# Directions
Your task is to give the entries back exactly, leaving nothing out.
Start of Block
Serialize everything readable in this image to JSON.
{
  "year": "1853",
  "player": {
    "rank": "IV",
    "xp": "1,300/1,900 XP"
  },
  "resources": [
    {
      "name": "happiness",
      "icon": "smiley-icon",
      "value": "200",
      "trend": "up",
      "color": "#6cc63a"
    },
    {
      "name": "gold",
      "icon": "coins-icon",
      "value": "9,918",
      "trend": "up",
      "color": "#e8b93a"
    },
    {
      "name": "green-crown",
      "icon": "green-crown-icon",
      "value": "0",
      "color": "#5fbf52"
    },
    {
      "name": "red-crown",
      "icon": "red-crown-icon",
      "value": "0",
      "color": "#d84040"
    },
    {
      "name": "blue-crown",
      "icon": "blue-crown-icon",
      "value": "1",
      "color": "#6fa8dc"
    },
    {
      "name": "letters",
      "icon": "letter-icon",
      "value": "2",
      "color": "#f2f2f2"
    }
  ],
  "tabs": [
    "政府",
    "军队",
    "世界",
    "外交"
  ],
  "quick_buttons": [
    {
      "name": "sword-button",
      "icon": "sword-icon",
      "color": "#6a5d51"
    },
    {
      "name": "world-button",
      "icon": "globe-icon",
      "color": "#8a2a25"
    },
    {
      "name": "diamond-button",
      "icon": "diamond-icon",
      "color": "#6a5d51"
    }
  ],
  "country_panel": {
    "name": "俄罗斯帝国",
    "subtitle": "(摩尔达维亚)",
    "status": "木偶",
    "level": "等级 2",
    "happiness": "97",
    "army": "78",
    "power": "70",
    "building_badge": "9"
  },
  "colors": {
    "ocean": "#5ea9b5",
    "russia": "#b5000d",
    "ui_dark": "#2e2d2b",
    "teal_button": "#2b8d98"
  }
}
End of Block
# Solution to this task
Serialize everything readable in this image to JSON.
{
  "year": "1853",
  "player": {
    "rank": "IV",
    "xp": "1,300/1,900 XP"
  },
  "resources": [
    {
      "name": "happiness",
      "icon": "smiley-icon",
      "value": "200",
      "trend": "up",
      "color": "#6cc63a"
    },
    {
      "name": "gold",
      "icon": "coins-icon",
      "value": "9,918",
      "trend": "up",
      "color": "#e8b93a"
    },
    {
      "name": "green-crown",
      "icon": "green-crown-icon",
      "value": "0",
      "color": "#5fbf52"
    },
    {
      "name": "red-crown",
      "icon": "red-crown-icon",
      "value": "0",
      "color": "#d84040"
    },
    {
      "name": "blue-crown",
      "icon": "blue-crown-icon",
      "value": "1",
      "color": "#6fa8dc"
    },
    {
      "name": "letters",
      "icon": "letter-icon",
      "value": "2",
      "color": "#f2f2f2"
    }
  ],
  "tabs": [
    "政府",
    "军队",
    "世界",
    "外交"
  ],
  "quick_buttons": [
    {
      "name": "sword-button",
      "icon": "sword-icon",
      "color": "#6a5d51"
    },
    {
      "name": "world-button",
      "icon": "globe-icon",
      "color": "#8a2a25"
    },
    {
      "name": "diamond-button",
      "icon": "diamond-icon",
      "color": "#6a5d51"
    }
  ],
  "country_panel": {
    "name": "俄罗斯帝国",
    "subtitle": "(摩尔达维亚)",
    "status": "木偶",
    "level": "等级 2",
    "happiness": "97",
    "army": "78",
    "power": "70",
    "building_badge": "9"
  },
  "colors": {
    "ocean": "#5ea9b5",
    "russia": "#b5000d",
    "ui_dark": "#2e2d2b",
    "teal_button": "#2b8d98"
  }
}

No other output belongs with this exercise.